Interface dataset entries:
···

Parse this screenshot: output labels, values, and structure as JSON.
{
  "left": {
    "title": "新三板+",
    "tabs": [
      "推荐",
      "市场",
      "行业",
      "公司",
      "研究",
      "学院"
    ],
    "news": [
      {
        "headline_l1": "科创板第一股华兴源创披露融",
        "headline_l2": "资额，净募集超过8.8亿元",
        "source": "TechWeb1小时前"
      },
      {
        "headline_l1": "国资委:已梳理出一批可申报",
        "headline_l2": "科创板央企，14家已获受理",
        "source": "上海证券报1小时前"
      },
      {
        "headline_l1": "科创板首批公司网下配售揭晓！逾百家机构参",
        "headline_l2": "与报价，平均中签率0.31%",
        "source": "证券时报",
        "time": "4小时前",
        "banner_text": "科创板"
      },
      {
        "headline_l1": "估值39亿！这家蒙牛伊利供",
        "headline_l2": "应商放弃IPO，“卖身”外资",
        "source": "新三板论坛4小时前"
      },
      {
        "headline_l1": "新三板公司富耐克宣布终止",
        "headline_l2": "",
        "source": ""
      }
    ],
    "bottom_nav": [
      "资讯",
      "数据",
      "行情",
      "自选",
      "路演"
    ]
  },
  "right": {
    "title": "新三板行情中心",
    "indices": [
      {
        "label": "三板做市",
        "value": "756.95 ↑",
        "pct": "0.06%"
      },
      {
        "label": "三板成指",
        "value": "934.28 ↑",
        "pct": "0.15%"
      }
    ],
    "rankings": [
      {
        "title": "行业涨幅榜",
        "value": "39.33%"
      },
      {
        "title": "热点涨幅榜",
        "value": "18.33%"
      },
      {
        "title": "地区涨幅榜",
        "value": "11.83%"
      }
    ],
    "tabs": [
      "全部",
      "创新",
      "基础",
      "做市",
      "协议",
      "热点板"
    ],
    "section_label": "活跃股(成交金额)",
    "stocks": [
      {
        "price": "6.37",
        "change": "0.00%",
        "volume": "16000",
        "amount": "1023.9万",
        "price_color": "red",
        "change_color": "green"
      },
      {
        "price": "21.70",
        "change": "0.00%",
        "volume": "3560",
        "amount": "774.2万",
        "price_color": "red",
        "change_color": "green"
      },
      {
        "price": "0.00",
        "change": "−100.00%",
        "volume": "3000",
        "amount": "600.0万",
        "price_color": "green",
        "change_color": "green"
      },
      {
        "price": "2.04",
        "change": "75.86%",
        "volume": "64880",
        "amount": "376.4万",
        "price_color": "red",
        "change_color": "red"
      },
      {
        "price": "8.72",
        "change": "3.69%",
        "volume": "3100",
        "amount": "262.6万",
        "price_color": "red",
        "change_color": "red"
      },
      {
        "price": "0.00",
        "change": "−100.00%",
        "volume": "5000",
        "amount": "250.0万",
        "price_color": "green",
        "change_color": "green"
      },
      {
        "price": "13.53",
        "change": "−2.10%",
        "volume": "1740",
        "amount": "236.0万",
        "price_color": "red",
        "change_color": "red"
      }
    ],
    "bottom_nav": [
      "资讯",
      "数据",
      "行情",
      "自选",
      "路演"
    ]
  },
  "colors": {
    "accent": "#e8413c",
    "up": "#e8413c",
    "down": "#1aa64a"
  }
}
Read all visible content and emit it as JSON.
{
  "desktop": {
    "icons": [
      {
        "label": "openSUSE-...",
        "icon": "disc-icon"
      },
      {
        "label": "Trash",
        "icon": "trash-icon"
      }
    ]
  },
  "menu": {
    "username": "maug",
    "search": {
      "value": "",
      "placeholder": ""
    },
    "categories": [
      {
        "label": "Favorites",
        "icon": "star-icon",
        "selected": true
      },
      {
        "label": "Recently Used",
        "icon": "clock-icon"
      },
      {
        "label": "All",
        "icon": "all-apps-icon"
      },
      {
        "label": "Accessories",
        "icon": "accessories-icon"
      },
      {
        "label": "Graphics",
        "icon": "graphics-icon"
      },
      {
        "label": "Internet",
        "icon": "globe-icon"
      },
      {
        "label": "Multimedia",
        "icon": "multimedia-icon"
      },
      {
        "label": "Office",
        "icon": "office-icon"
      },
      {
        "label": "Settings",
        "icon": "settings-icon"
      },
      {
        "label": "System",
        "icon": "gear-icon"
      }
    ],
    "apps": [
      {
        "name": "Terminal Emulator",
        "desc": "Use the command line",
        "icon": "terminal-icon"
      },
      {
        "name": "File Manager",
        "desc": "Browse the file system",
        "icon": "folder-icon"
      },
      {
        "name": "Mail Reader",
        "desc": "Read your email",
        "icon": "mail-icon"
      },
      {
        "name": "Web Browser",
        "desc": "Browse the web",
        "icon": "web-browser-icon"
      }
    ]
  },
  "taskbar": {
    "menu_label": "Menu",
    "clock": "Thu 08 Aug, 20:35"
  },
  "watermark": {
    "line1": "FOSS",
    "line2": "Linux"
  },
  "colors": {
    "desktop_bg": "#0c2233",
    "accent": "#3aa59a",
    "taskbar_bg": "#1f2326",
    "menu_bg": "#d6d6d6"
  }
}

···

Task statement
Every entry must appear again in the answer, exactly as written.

The completed task
Parse this screenshot: output labels, values, and structure as JSON.
{
  "left": {
    "title": "新三板+",
    "tabs": [
      "推荐",
      "市场",
      "行业",
      "公司",
      "研究",
      "学院"
    ],
    "news": [
      {
        "headline_l1": "科创板第一股华兴源创披露融",
        "headline_l2": "资额，净募集超过8.8亿元",
        "source": "TechWeb1小时前"
      },
      {
        "headline_l1": "国资委:已梳理出一批可申报",
        "headline_l2": "科创板央企，14家已获受理",
        "source": "上海证券报1小时前"
      },
      {
        "headline_l1": "科创板首批公司网下配售揭晓！逾百家机构参",
        "headline_l2": "与报价，平均中签率0.31%",
        "source": "证券时报",
        "time": "4小时前",
        "banner_text": "科创板"
      },
      {
        "headline_l1": "估值39亿！这家蒙牛伊利供",
        "headline_l2": "应商放弃IPO，“卖身”外资",
        "source": "新三板论坛4小时前"
      },
      {
        "headline_l1": "新三板公司富耐克宣布终止",
        "headline_l2": "",
        "source": ""
      }
    ],
    "bottom_nav": [
      "资讯",
      "数据",
      "行情",
      "自选",
      "路演"
    ]
  },
  "right": {
    "title": "新三板行情中心",
    "indices": [
      {
        "label": "三板做市",
        "value": "756.95 ↑",
        "pct": "0.06%"
      },
      {
        "label": "三板成指",
        "value": "934.28 ↑",
        "pct": "0.15%"
      }
    ],
    "rankings": [
      {
        "title": "行业涨幅榜",
        "value": "39.33%"
      },
      {
        "title": "热点涨幅榜",
        "value": "18.33%"
      },
      {
        "title": "地区涨幅榜",
        "value": "11.83%"
      }
    ],
    "tabs": [
      "全部",
      "创新",
      "基础",
      "做市",
      "协议",
      "热点板"
    ],
    "section_label": "活跃股(成交金额)",
    "stocks": [
      {
        "price": "6.37",
        "change": "0.00%",
        "volume": "16000",
        "amount": "1023.9万",
        "price_color": "red",
        "change_color": "green"
      },
      {
        "price": "21.70",
        "change": "0.00%",
        "volume": "3560",
        "amount": "774.2万",
        "price_color": "red",
        "change_color": "green"
      },
      {
        "price": "0.00",
        "change": "−100.00%",
        "volume": "3000",
        "amount": "600.0万",
        "price_color": "green",
        "change_color": "green"
      },
      {
        "price": "2.04",
        "change": "75.86%",
        "volume": "64880",
        "amount": "376.4万",
        "price_color": "red",
        "change_color": "red"
      },
      {
        "price": "8.72",
        "change": "3.69%",
        "volume": "3100",
        "amount": "262.6万",
        "price_color": "red",
        "change_color": "red"
      },
      {
        "price": "0.00",
        "change": "−100.00%",
        "volume": "5000",
        "amount": "250.0万",
        "price_color": "green",
        "change_color": "green"
      },
      {
        "price": "13.53",
        "change": "−2.10%",
        "volume": "1740",
        "amount": "236.0万",
        "price_color": "red",
        "change_color": "red"
      }
    ],
    "bottom_nav": [
      "资讯",
      "数据",
      "行情",
      "自选",
      "路演"
    ]
  },
  "colors": {
    "accent": "#e8413c",
    "up": "#e8413c",
    "down": "#1aa64a"
  }
}
Read all visible content and emit it as JSON.
{
  "desktop": {
    "icons": [
      {
        "label": "openSUSE-...",
        "icon": "disc-icon"
      },
      {
        "label": "Trash",
        "icon": "trash-icon"
      }
    ]
  },
  "menu": {
    "username": "maug",
    "search": {
      "value": "",
      "placeholder": ""
    },
    "categories": [
      {
        "label": "Favorites",
        "icon": "star-icon",
        "selected": true
      },
      {
        "label": "Recently Used",
        "icon": "clock-icon"
      },
      {
        "label": "All",
        "icon": "all-apps-icon"
      },
      {
        "label": "Accessories",
        "icon": "accessories-icon"
      },
      {
        "label": "Graphics",
        "icon": "graphics-icon"
      },
      {
        "label": "Internet",
        "icon": "globe-icon"
      },
      {
        "label": "Multimedia",
        "icon": "multimedia-icon"
      },
      {
        "label": "Office",
        "icon": "office-icon"
      },
      {
        "label": "Settings",
        "icon": "settings-icon"
      },
      {
        "label": "System",
        "icon": "gear-icon"
      }
    ],
    "apps": [
      {
        "name": "Terminal Emulator",
        "desc": "Use the command line",
        "icon": "terminal-icon"
      },
      {
        "name": "File Manager",
        "desc": "Browse the file system",
        "icon": "folder-icon"
      },
      {
        "name": "Mail Reader",
        "desc": "Read your email",
        "icon": "mail-icon"
      },
      {
        "name": "Web Browser",
        "desc": "Browse the web",
        "icon": "web-browser-icon"
      }
    ]
  },
  "taskbar": {
    "menu_label": "Menu",
    "clock": "Thu 08 Aug, 20:35"
  },
  "watermark": {
    "line1": "FOSS",
    "line2": "Linux"
  },
  "colors": {
    "desktop_bg": "#0c2233",
    "accent": "#3aa59a",
    "taskbar_bg": "#1f2326",
    "menu_bg": "#d6d6d6"
  }
}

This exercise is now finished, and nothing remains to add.